Following this economic collapse, businesses needed something to draw people to the area. So began Times Square's era of vice. During the 1960s and 1970s, live nude shows, sex shops, erotic bookstores, and X-rated movie theaters dominated the area. More and more, Times Square was perceived as a symbol of the city's decline. With this new reputation came a higher crime rate that turned the area into one of the most dangerous parts of New York. Beginning in the 1980s, however, businesses and city officials began to revitalize the square. New legislation and building condemnation began to reverse Times Square's bad reputation. By 1993 there were only 36 adult businesses, down from 140 in the 1970s. Mayor Rudy Giuliani vowed to further improve the area by increasing security, closing pornographic theaters, and pressuring drug dealers and "squeegee men" to relocate.

Times Square NY

During the 1990s, Times Square became a new symbol for the vibrancy of Manhattan. It is the only place in New York City where tenants are required to display lighted signs (officially known as "spectaculars" and "Jumbotrons"). Boasting an estimated 26 million annual visitors each year, Times Square has changed in many ways since it was founded 100 years ago. Now, instead of worrying for your safety, you can stop to shop in a toy store on Broadway while on your way to a production of Disney's The Lion King.

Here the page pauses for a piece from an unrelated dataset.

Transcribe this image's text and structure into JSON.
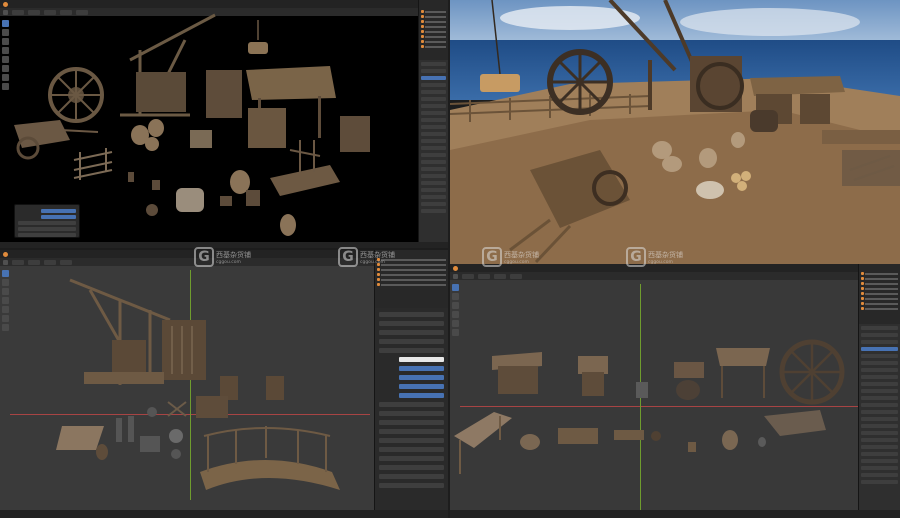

One of the world's most recognizable places, Times Square has been featured in numerous books, films, and TV shows, including Stephen King's The Stand, Michael Bay's Transformers: Revenge of the Fallen, and Mimi Leder's Deep Impact. It was also featured in the feature films Vanilla Sky and I Am Legend, directed by Cameron Crowe and Francis Lawrence, respectively.

Times Square Facts for Kids

Looking for Times Square facts and figures for kids? You're in the right place! Below you'll find all the Times Square history, facts, and figures you'll ever need!

  • Original Name: Longacre Square.
  • Times Square Nicknames: The Crossroads of the World, the Great White Way, the Tenderloin.
  • Added to National Register of Historic Places: 2001.
  • Times Square Declared Smoke-Free: February 2011.
  • Times Square in Films: Deep Impact, The Stand, Knowing, Vanilla Sky, I Am Legend, Transformers: Revenge of the Fallen
  • Times Square Ball Weight: 11,875 lbs.
  • Number of Lights on Times Square Ball: 32,256.

Want to find cool Times Square history pictures? Visit our main Times Square NYC page!